4,373 members and growing, are your details correct please LOGIN and update NOW
HCSA LONDON & SOUTH REGIONAL EIS EVENT Back in May 2025 Date to be announced later in November 2024
HCSA MIDLANDS REGIONAL EIS EVENT Back in June 2025 Date to be announced later in November 2024
2024 HCSA NORTH REGIONAL EIS EVENT Back in July 2025 Date to be announced later in November 2024
Women's Network Conference Holiday Inn Regents Park 4th September 2024, Opening July 2024
HCSA Annual Conference 13 & 14 November 2024 Telford International Centre ON SALE NOW BOOK EARLY to save disappointment
Close Search

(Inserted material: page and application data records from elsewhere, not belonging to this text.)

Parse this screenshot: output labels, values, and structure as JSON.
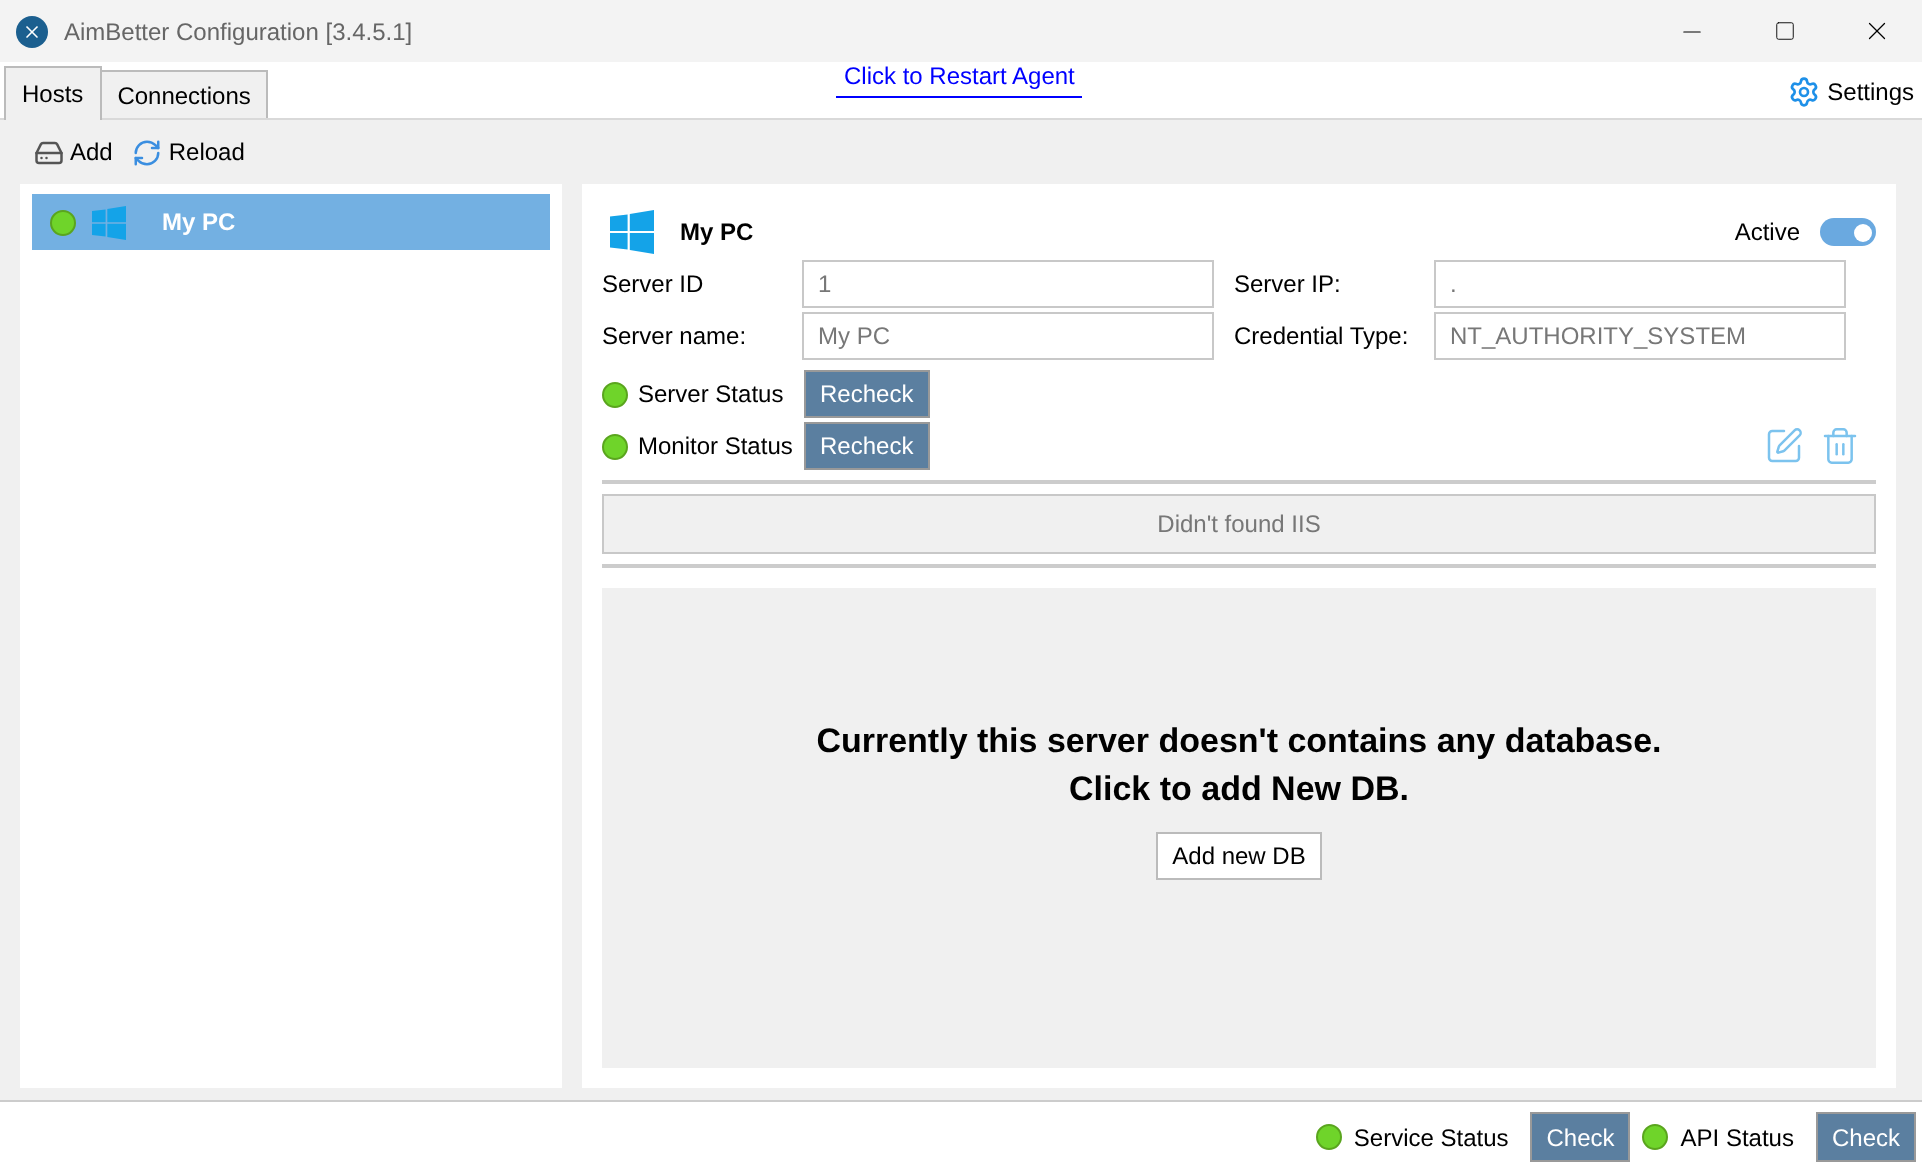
{
  "window": {
    "title": "AimBetter Configuration [3.4.5.1]"
  },
  "tabs": [
    {
      "label": "Hosts",
      "selected": true
    },
    {
      "label": "Connections",
      "selected": false
    }
  ],
  "restart_link": "Click to Restart Agent",
  "settings": "Settings",
  "toolbar": [
    {
      "label": "Add",
      "kind": "add"
    },
    {
      "label": "Reload",
      "kind": "reload"
    }
  ],
  "hosts": [
    {
      "name": "My PC",
      "selected": true,
      "color": "#6fd42a"
    }
  ],
  "server": {
    "name": "My PC",
    "active_label": "Active",
    "active": true,
    "fields": [
      {
        "label": "Server ID",
        "value": "1"
      },
      {
        "label": "Server IP:",
        "value": "."
      },
      {
        "label": "Server name:",
        "value": "My PC"
      },
      {
        "label": "Credential Type:",
        "value": "NT_AUTHORITY_SYSTEM"
      }
    ],
    "statuses": [
      {
        "label": "Server Status",
        "button": "Recheck",
        "color": "#6fd42a"
      },
      {
        "label": "Monitor Status",
        "button": "Recheck",
        "color": "#6fd42a"
      }
    ],
    "iis_button": "Didn't found IIS",
    "empty_message": [
      "Currently this server doesn't contains any database.",
      "Click to add New DB."
    ],
    "add_db_button": "Add new DB"
  },
  "status_bar": [
    {
      "label": "Service Status",
      "button": "Check",
      "color": "#6fd42a"
    },
    {
      "label": "API Status",
      "button": "Check",
      "color": "#6fd42a"
    }
  ]
}
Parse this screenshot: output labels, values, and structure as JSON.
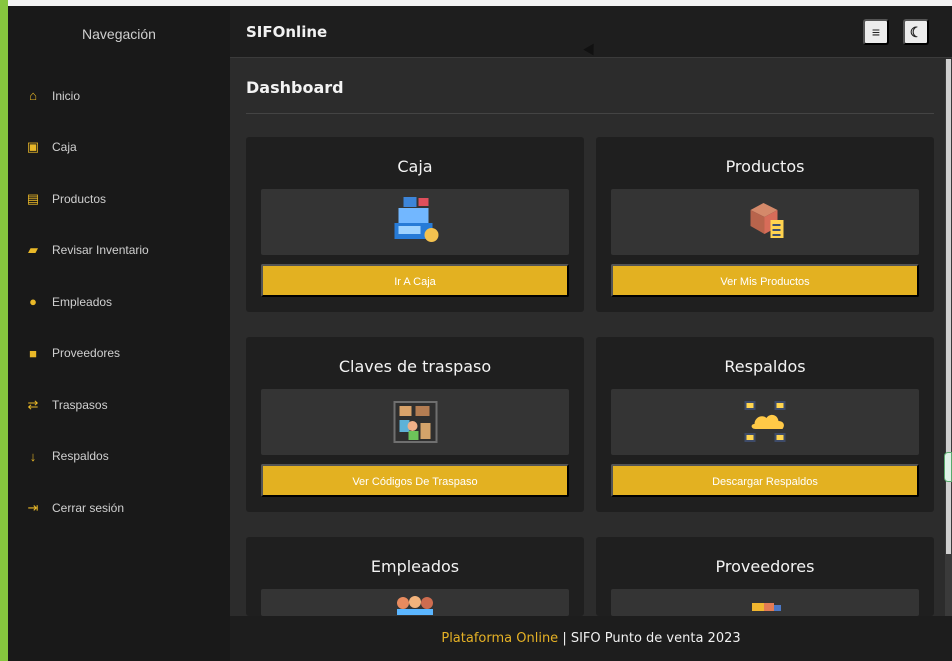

An arrangement between a children’s hospital and a procurement service provider has been challenged in the High Court by a rival provider which claims the trust broke regulations when entering the deal, writes HSJ.

The arrangement between Alder Hey Children’s Foundation Trust and Procure Partnerships Framework Limited to set up and run procurement frameworks is the subject of a legal challenge, according to papers filed with the High Court on 12 June.

For a private company to offer procurement framework services to public bodies it needs a public sector authority to host the framework and the tendering process to set it up.

Alder Hey has hosted PPFL frameworks in this way before, dating back to at least 2019, according to the government contracts finder service.

Both Alder Hey and PPFL derive an income from the frameworks they set up and run, by charging fees from suppliers that successfully win contracts through the frameworks.

But rival provider Pagabo filed a legal claim earlier this month. It said the trust broke procurement regulations in the way it awarded the contract to PPFL.

Pagabo is seeking remedy for losses after being “denied an equal, transparent, fair and lawful opportunity to compete for the award of and be awarded the contract”.

Total damages would be determined at the end of the legal proceedings should the judge find in Pagabo’s favour. But its legal documents assert the trust and PPFL have shared millions of pounds in income generated by their arrangement.

The claim arose from a contract notice put out by Alder Hey in May when it announced it was setting up a new framework for professional services with PPFL. It is estimated to generate up to £800m over its lifetime, meaning PPFL and Alder Hey could expect to share between £8m and £16m.

The contract notice said the trust would host the tender process related to the framework award while PPFL, “on behalf of Alder Hey… will manage the operational and practical aspects of selecting the suppliers and running the framework”.

Pagabo claimed the trust breached one or both of two different sets of procurement regulations, explaining that it had not yet seen the contract between Alder Hey and PPFL and so it “still lacks essential information concerning the nature of the arrangements between [Alder Hey] and PPFL”.

It said information it had received in pre-action correspondence with the trust made clear that Alder Hey and PPFL had entered into an arrangement to provide services, which it said will have to be governed by a contract.

Pagabo said the trust had not advertised the opportunity to provide those services, nor had it carried out a competitive procurement exercise before appointing PPFL.

It said either the agreement was a concession contract, meaning they had breached “numerous specific provisions” of the Concession Contract Regulations.

Or, if it was not a concession contract, then the trust “did not comply with numerous specific provisions of the [Public Contracts Regulations]”.

The trust has not yet published its defence – and is unable to comment on a live legal proceeding for this story – but in correspondence with Pagabo it denied it was in a concession contract.

It told Pagabo “a concession would have to be a unique opportunity which only Alder Hey has to offer” but “any public sector body can be a Contracting Authority Host”.

It also said a key element of a concession contract is “a true transfer of risk” but “Alder Hey has no risk to transfer”.

The trust said it had not selected PPFL but that the firm had “recently asked” the trust to host the new framework. It added that “the opportunity to work with a Liverpool-based entrepreneur to improve local employment prospects and encourage economic growth… assists the trust in meeting its Good Corporate Citizen objectives.

“The potential for the trust to derive some income from the arrangement is also most welcome.”

Source: HSJ

Date: 2 July

Posted in News on Jul 02, 2024

Back to News